Contrary to commonly held notions that critique endangers the theoretical unity of a particular approach, the critique of Guha by Spivak shows how it enables one to explore the unthought. In the intellectual exchange between two giants of historiography, Guha and Chakravorty, there is much to be learned for a country like Pakistan – where intellectual and cultural conversation has been marginalised by the polemics of populist intellectuals, wishy washy liberals, demagogic clergy, shallow anchors and ostentatious influencers and chattering podcastists. This does not mean that India does not have such people. In fact, it is also full of such figures. But it has also intellectuals like Ranajit Guha, Gayatri Spivak, Amartya Sen, Ashis Nandy, Homi K Bhabha, Romila Thapar etc. The presence of such figures on the intellectual scene provides a silver lining on the horizon which is engulfed by the dark forces of Hindutva. Unfortunately, in Pakistan such intellectuals are increasingly becoming a rarity. We now have only dark clouds.
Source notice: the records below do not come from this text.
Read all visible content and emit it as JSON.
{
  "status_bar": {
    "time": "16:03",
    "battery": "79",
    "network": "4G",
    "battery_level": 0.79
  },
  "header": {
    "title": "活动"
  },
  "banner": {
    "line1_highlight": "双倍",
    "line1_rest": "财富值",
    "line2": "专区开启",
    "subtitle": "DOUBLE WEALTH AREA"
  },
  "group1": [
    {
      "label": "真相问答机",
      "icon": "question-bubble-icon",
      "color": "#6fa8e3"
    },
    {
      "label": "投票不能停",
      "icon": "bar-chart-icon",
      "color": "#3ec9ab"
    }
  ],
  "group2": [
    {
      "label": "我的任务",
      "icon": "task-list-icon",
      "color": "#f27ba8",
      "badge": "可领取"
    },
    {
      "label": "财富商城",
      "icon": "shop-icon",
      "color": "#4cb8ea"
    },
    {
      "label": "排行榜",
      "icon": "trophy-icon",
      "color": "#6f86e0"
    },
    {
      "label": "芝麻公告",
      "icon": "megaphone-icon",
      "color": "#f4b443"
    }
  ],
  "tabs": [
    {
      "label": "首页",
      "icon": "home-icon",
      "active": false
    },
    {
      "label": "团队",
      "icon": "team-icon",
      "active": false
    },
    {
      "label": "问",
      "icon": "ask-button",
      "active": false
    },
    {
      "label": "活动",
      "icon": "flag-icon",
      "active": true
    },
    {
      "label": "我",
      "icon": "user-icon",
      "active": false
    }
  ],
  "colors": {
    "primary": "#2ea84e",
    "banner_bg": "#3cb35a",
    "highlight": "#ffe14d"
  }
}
Guha has not only provided an episteme for a certain school of thought in the discipline of history but also mentored scholars like Dipesh Chakrabarty and Partha Chatterjee. Amidst the cacophony of TV anchors, influencers on social media, gurus and sat gurus, muftis, molvis, motivational speakers, demagogues and merchants of hatred, our mind is in the danger of becoming sterile. Such sterility may result in our becoming either blind to the diverse forces operating in history or taking refuge in the messianism of modern populism.

In the age of Tariq Fatehs and Zaid Hamids, we need intellectuals like Ranajit Guha. After a long illustrious career and fruitful life, Guha breathed his last on 29 April 2023 at the age of 99. May his ideas repose eternally in our mind and his soul in eternal peace.

The writer has a background in social philosophy with a focus on the history of ideas and the sociology of margins.